Saved data entries:
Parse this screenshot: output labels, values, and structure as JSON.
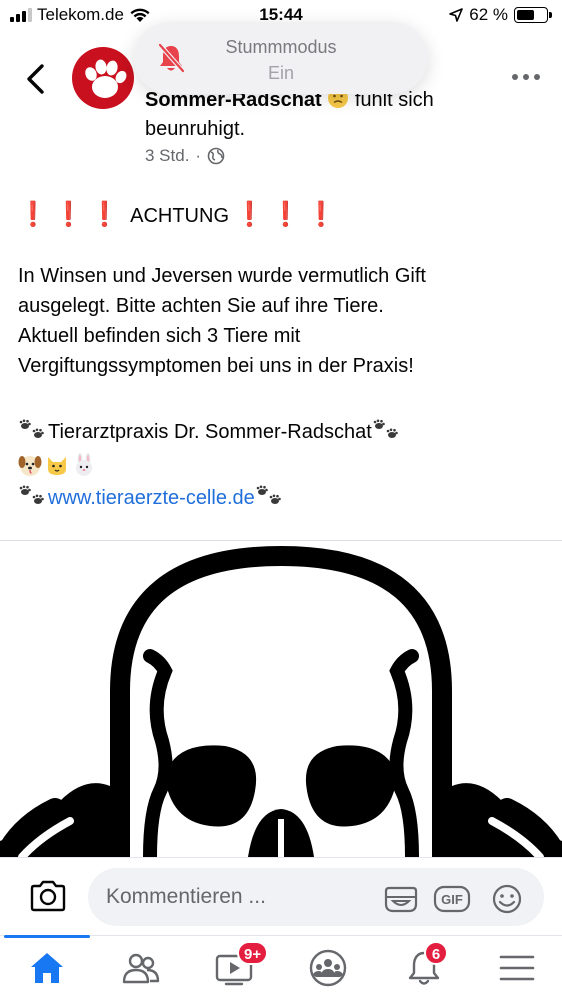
{
  "status_bar": {
    "carrier": "Telekom.de",
    "time": "15:44",
    "battery_percent": "62 %",
    "battery_level": 0.62
  },
  "toast": {
    "title": "Stummmodus",
    "subtitle": "Ein",
    "icon": "bell-slash-icon"
  },
  "post_header": {
    "author": "Sommer-Radschat",
    "feeling": "fühlt sich beunruhigt.",
    "time": "3 Std.",
    "separator": "·",
    "privacy_icon": "globe-icon"
  },
  "post": {
    "achtung": "ACHTUNG",
    "exclamations": "❗❗❗",
    "lines": [
      "In Winsen und Jeversen wurde vermutlich Gift",
      "ausgelegt. Bitte achten Sie auf ihre Tiere.",
      "Aktuell befinden sich 3 Tiere mit",
      "Vergiftungssymptomen bei uns in der Praxis!"
    ],
    "signature": "Tierarztpraxis Dr. Sommer-Radschat",
    "link": "www.tieraerzte-celle.de"
  },
  "comment_bar": {
    "placeholder": "Kommentieren ...",
    "gif_label": "GIF"
  },
  "tab_bar": {
    "video_badge": "9+",
    "notifications_badge": "6"
  },
  "colors": {
    "accent": "#1877f2",
    "badge": "#e41e3f",
    "alert": "#e0141e",
    "link": "#216fdb",
    "avatar": "#c8101e"
  }
}
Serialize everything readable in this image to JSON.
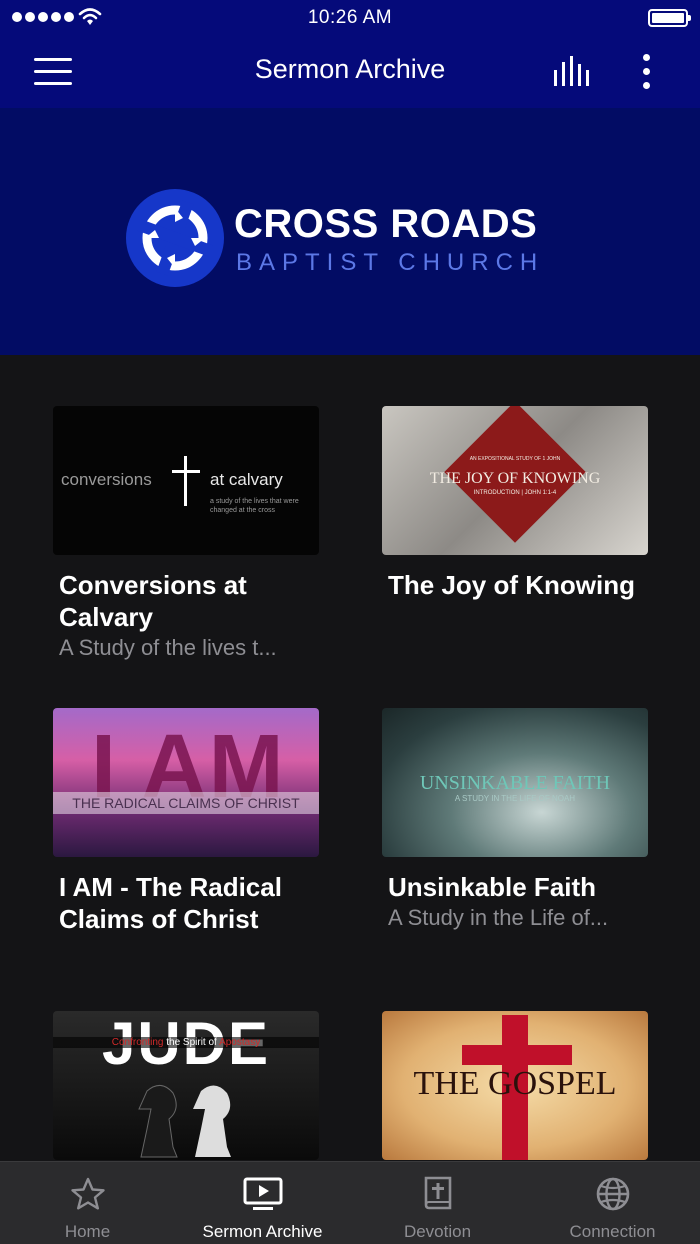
{
  "status_bar": {
    "time": "10:26 AM"
  },
  "nav": {
    "title": "Sermon Archive"
  },
  "banner": {
    "logo_title": "CROSS ROADS",
    "logo_subtitle": "BAPTIST CHURCH"
  },
  "sermons": [
    {
      "title": "Conversions at Calvary",
      "subtitle": "A Study of the lives t...",
      "thumb": {
        "left": "conversions",
        "right": "at calvary",
        "small": "a study of the lives that were changed at the cross"
      }
    },
    {
      "title": "The Joy of Knowing",
      "subtitle": "",
      "thumb": {
        "top": "AN EXPOSITIONAL STUDY OF 1 JOHN",
        "main": "THE JOY OF KNOWING",
        "sub": "INTRODUCTION | JOHN 1:1-4"
      }
    },
    {
      "title": "I AM - The Radical Claims of Christ",
      "subtitle": "",
      "thumb": {
        "big": "I AM",
        "main": "THE RADICAL CLAIMS OF CHRIST"
      }
    },
    {
      "title": "Unsinkable Faith",
      "subtitle": "A Study in the Life of...",
      "thumb": {
        "main": "UNSINKABLE FAITH",
        "sub": "A STUDY IN THE LIFE OF NOAH"
      }
    },
    {
      "title": "",
      "subtitle": "",
      "thumb": {
        "big": "JUDE",
        "sub_a": "Confronting",
        "sub_b": "the Spirit of",
        "sub_c": "Apostasy"
      }
    },
    {
      "title": "",
      "subtitle": "",
      "thumb": {
        "main": "THE GOSPEL"
      }
    }
  ],
  "tabs": [
    {
      "label": "Home",
      "icon": "star-icon",
      "active": false
    },
    {
      "label": "Sermon Archive",
      "icon": "tv-play-icon",
      "active": true
    },
    {
      "label": "Devotion",
      "icon": "bible-icon",
      "active": false
    },
    {
      "label": "Connection",
      "icon": "globe-icon",
      "active": false
    }
  ],
  "colors": {
    "nav_bg": "#050a7a",
    "banner_bg": "#020c64",
    "accent": "#5c78e6",
    "bg": "#141416"
  }
}
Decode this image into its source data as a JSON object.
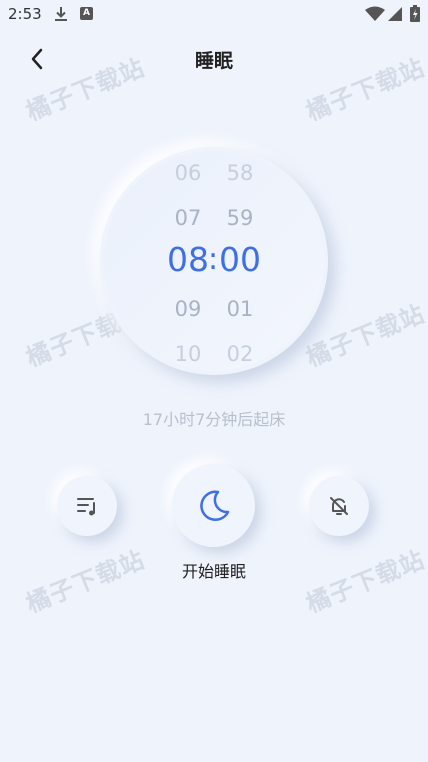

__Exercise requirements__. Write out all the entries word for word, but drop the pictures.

__Task output__.
Parse this screenshot: output labels, values, and structure as JSON.
{
  "status_bar": {
    "carrier": "Telekom.de",
    "time": "15:44",
    "battery_percent": "62 %",
    "battery_level": 0.62
  },
  "toast": {
    "title": "Stummmodus",
    "subtitle": "Ein",
    "icon": "bell-slash-icon"
  },
  "post_header": {
    "author": "Sommer-Radschat",
    "feeling": "fühlt sich beunruhigt.",
    "time": "3 Std.",
    "separator": "·",
    "privacy_icon": "globe-icon"
  },
  "post": {
    "achtung": "ACHTUNG",
    "exclamations": "❗❗❗",
    "lines": [
      "In Winsen und Jeversen wurde vermutlich Gift",
      "ausgelegt. Bitte achten Sie auf ihre Tiere.",
      "Aktuell befinden sich 3 Tiere mit",
      "Vergiftungssymptomen bei uns in der Praxis!"
    ],
    "signature": "Tierarztpraxis Dr. Sommer-Radschat",
    "link": "www.tieraerzte-celle.de"
  },
  "comment_bar": {
    "placeholder": "Kommentieren ...",
    "gif_label": "GIF"
  },
  "tab_bar": {
    "video_badge": "9+",
    "notifications_badge": "6"
  },
  "colors": {
    "accent": "#1877f2",
    "badge": "#e41e3f",
    "alert": "#e0141e",
    "link": "#216fdb",
    "avatar": "#c8101e"
  }
}
Serialize everything readable in this image to JSON.
{
  "status_bar": {
    "time": "10:26 AM"
  },
  "nav": {
    "title": "Sermon Archive"
  },
  "banner": {
    "logo_title": "CROSS ROADS",
    "logo_subtitle": "BAPTIST CHURCH"
  },
  "sermons": [
    {
      "title": "Conversions at Calvary",
      "subtitle": "A Study of the lives t...",
      "thumb": {
        "left": "conversions",
        "right": "at calvary",
        "small": "a study of the lives that were changed at the cross"
      }
    },
    {
      "title": "The Joy of Knowing",
      "subtitle": "",
      "thumb": {
        "top": "AN EXPOSITIONAL STUDY OF 1 JOHN",
        "main": "THE JOY OF KNOWING",
        "sub": "INTRODUCTION | JOHN 1:1-4"
      }
    },
    {
      "title": "I AM - The Radical Claims of Christ",
      "subtitle": "",
      "thumb": {
        "big": "I AM",
        "main": "THE RADICAL CLAIMS OF CHRIST"
      }
    },
    {
      "title": "Unsinkable Faith",
      "subtitle": "A Study in the Life of...",
      "thumb": {
        "main": "UNSINKABLE FAITH",
        "sub": "A STUDY IN THE LIFE OF NOAH"
      }
    },
    {
      "title": "",
      "subtitle": "",
      "thumb": {
        "big": "JUDE",
        "sub_a": "Confronting",
        "sub_b": "the Spirit of",
        "sub_c": "Apostasy"
      }
    },
    {
      "title": "",
      "subtitle": "",
      "thumb": {
        "main": "THE GOSPEL"
      }
    }
  ],
  "tabs": [
    {
      "label": "Home",
      "icon": "star-icon",
      "active": false
    },
    {
      "label": "Sermon Archive",
      "icon": "tv-play-icon",
      "active": true
    },
    {
      "label": "Devotion",
      "icon": "bible-icon",
      "active": false
    },
    {
      "label": "Connection",
      "icon": "globe-icon",
      "active": false
    }
  ],
  "colors": {
    "nav_bg": "#050a7a",
    "banner_bg": "#020c64",
    "accent": "#5c78e6",
    "bg": "#141416"
  }
}
Decode this image into its source data as a JSON object.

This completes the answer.